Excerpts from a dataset
* * * *

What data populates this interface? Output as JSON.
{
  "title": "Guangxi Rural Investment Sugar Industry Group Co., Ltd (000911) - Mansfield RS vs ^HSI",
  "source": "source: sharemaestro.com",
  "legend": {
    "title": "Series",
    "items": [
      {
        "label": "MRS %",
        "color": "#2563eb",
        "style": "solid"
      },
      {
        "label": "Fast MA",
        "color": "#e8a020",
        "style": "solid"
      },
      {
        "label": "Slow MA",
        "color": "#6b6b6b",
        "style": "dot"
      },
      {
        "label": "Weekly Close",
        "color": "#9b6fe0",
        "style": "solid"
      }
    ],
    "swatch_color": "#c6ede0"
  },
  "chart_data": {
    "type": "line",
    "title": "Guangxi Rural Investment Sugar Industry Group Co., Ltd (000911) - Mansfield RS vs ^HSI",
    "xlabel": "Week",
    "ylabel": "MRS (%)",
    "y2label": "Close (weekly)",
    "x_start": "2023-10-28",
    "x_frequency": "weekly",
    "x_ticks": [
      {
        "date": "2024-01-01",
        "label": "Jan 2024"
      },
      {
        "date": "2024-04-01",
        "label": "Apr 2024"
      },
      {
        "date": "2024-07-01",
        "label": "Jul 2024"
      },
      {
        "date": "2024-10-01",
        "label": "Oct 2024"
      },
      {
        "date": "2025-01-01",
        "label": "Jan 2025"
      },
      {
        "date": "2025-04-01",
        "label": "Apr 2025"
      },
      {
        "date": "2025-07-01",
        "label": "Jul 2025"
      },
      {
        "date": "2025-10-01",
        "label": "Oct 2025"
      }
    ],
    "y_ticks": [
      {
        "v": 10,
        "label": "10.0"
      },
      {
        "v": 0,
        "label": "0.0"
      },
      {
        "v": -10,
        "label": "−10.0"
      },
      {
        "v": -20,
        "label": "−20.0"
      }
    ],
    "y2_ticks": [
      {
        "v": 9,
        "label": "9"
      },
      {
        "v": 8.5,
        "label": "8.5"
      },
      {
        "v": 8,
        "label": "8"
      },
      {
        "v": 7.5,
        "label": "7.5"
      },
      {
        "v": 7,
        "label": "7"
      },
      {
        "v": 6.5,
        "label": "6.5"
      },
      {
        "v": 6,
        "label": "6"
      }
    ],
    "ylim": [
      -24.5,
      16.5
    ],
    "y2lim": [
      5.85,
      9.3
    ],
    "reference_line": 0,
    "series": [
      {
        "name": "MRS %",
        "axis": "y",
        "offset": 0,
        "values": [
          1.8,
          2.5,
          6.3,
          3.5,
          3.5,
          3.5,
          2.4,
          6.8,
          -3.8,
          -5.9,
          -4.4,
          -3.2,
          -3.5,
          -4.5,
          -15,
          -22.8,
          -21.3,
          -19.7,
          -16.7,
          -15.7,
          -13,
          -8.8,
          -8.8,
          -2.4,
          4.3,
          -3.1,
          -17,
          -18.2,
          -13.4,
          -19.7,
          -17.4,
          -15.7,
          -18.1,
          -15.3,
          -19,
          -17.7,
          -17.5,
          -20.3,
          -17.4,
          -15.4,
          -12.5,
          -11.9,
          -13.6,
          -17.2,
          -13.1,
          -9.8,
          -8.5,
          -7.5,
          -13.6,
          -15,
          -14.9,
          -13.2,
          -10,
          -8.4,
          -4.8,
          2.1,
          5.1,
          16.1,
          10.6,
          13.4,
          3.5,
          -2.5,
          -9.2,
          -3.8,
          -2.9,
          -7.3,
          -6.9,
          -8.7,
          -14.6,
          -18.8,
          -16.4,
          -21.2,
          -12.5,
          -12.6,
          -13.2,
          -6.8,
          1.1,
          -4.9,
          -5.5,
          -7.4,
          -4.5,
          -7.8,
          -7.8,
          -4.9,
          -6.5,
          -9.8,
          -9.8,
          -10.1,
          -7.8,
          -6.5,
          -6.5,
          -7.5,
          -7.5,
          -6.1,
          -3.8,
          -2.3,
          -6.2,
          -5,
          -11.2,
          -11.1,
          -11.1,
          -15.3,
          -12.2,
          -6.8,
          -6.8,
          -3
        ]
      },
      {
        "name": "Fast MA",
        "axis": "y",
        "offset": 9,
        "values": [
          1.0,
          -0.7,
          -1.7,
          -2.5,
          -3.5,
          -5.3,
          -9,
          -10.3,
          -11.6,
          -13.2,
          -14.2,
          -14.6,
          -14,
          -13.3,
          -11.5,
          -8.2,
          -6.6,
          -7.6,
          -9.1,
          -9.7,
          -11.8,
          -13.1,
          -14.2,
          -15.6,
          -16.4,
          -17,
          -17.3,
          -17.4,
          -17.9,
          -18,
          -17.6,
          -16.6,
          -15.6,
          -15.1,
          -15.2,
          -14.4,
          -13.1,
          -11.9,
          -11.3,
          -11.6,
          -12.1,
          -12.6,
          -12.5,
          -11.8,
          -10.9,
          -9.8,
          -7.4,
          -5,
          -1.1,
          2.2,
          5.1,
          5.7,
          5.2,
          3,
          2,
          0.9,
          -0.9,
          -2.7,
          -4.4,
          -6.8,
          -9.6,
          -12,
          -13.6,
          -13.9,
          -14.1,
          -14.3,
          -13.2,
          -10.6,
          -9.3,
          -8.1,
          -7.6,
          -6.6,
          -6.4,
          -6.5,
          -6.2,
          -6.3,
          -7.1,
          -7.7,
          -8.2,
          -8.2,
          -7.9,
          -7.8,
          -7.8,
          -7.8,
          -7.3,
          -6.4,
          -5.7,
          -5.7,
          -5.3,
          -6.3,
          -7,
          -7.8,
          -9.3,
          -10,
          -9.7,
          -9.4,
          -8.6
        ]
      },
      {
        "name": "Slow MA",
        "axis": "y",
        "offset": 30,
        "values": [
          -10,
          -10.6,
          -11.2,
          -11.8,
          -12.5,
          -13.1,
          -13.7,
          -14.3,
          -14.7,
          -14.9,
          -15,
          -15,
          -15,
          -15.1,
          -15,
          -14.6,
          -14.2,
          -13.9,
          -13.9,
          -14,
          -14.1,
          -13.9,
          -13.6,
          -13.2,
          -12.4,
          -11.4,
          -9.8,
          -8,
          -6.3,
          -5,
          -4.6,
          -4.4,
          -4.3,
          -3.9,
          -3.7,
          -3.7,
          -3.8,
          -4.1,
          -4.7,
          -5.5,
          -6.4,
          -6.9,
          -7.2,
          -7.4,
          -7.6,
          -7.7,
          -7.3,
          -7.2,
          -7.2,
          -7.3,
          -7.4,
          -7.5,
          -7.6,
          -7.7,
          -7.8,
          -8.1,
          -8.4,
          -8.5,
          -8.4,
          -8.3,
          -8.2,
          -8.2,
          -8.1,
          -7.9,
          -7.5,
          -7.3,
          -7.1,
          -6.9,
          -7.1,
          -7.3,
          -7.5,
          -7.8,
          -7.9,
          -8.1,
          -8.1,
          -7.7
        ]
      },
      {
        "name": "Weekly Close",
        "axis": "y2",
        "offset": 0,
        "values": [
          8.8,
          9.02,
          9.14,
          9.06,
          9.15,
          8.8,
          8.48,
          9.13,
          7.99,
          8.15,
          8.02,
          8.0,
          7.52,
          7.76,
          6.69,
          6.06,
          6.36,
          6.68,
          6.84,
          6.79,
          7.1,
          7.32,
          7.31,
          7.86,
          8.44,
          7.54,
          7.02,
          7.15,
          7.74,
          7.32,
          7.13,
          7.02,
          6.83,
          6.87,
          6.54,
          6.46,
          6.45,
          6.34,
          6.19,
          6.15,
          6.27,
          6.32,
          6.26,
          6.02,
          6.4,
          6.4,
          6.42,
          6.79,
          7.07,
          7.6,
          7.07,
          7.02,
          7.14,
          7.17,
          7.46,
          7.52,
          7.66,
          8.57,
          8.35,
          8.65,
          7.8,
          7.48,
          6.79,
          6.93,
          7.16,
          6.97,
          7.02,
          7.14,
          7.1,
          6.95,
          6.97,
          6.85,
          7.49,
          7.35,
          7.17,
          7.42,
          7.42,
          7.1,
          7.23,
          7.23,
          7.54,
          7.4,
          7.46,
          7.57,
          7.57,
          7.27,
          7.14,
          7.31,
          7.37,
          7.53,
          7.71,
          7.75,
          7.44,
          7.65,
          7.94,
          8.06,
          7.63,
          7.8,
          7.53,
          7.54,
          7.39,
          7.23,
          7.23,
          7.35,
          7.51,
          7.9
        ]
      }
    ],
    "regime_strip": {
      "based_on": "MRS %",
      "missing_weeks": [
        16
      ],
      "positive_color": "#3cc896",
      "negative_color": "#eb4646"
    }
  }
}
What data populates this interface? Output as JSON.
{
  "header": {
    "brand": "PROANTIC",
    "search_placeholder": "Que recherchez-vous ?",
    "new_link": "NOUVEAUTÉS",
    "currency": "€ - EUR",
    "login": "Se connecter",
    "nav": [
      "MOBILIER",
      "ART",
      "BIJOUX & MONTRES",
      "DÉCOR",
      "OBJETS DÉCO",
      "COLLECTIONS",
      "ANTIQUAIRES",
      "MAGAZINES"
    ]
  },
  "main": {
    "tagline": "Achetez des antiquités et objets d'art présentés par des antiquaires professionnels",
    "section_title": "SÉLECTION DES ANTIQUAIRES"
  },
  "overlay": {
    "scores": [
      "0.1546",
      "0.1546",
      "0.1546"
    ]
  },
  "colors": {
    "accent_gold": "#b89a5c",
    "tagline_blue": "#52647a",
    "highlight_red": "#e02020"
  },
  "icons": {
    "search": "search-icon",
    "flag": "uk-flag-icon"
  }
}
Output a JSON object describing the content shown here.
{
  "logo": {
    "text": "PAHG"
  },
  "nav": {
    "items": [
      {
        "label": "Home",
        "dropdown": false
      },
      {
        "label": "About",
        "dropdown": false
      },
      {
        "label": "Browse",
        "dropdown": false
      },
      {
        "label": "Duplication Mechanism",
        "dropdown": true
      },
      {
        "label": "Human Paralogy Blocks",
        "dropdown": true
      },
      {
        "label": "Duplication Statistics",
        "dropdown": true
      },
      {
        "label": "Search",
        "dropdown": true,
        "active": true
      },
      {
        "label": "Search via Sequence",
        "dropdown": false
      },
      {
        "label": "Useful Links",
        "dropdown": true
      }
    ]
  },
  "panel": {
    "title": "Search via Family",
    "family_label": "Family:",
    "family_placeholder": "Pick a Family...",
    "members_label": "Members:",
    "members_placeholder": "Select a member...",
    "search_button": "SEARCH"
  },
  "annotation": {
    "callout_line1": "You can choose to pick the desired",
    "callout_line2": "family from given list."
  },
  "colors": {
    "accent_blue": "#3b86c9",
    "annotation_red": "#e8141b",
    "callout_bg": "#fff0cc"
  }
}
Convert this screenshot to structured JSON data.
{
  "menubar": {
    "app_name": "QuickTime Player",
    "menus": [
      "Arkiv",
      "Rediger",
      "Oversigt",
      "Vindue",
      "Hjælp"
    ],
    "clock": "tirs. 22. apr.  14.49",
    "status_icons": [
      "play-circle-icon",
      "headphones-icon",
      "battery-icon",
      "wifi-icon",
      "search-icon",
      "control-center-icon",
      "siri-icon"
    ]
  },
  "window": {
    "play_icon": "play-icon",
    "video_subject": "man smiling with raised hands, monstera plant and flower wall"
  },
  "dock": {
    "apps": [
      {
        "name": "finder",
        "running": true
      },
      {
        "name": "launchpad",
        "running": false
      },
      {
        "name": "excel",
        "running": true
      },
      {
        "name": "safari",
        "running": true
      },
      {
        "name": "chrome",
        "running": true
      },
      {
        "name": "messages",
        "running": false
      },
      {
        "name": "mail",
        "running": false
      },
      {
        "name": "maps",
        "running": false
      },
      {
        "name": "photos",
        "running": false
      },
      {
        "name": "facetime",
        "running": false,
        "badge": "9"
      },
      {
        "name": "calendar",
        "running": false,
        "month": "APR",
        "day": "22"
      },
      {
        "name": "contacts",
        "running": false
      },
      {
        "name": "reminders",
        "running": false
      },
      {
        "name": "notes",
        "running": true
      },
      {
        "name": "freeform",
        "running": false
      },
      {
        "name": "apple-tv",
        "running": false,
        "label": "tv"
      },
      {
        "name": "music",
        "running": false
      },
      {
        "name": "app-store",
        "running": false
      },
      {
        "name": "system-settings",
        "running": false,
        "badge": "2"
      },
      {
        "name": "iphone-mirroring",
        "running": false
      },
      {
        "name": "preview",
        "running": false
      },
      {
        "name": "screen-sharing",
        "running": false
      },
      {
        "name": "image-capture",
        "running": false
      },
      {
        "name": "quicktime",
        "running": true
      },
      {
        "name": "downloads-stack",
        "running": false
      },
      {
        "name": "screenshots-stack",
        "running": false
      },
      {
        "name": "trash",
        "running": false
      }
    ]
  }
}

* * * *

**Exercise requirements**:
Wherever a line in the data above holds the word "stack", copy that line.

**Response for this exercise**:
        "name": "downloads-stack",
        "name": "screenshots-stack",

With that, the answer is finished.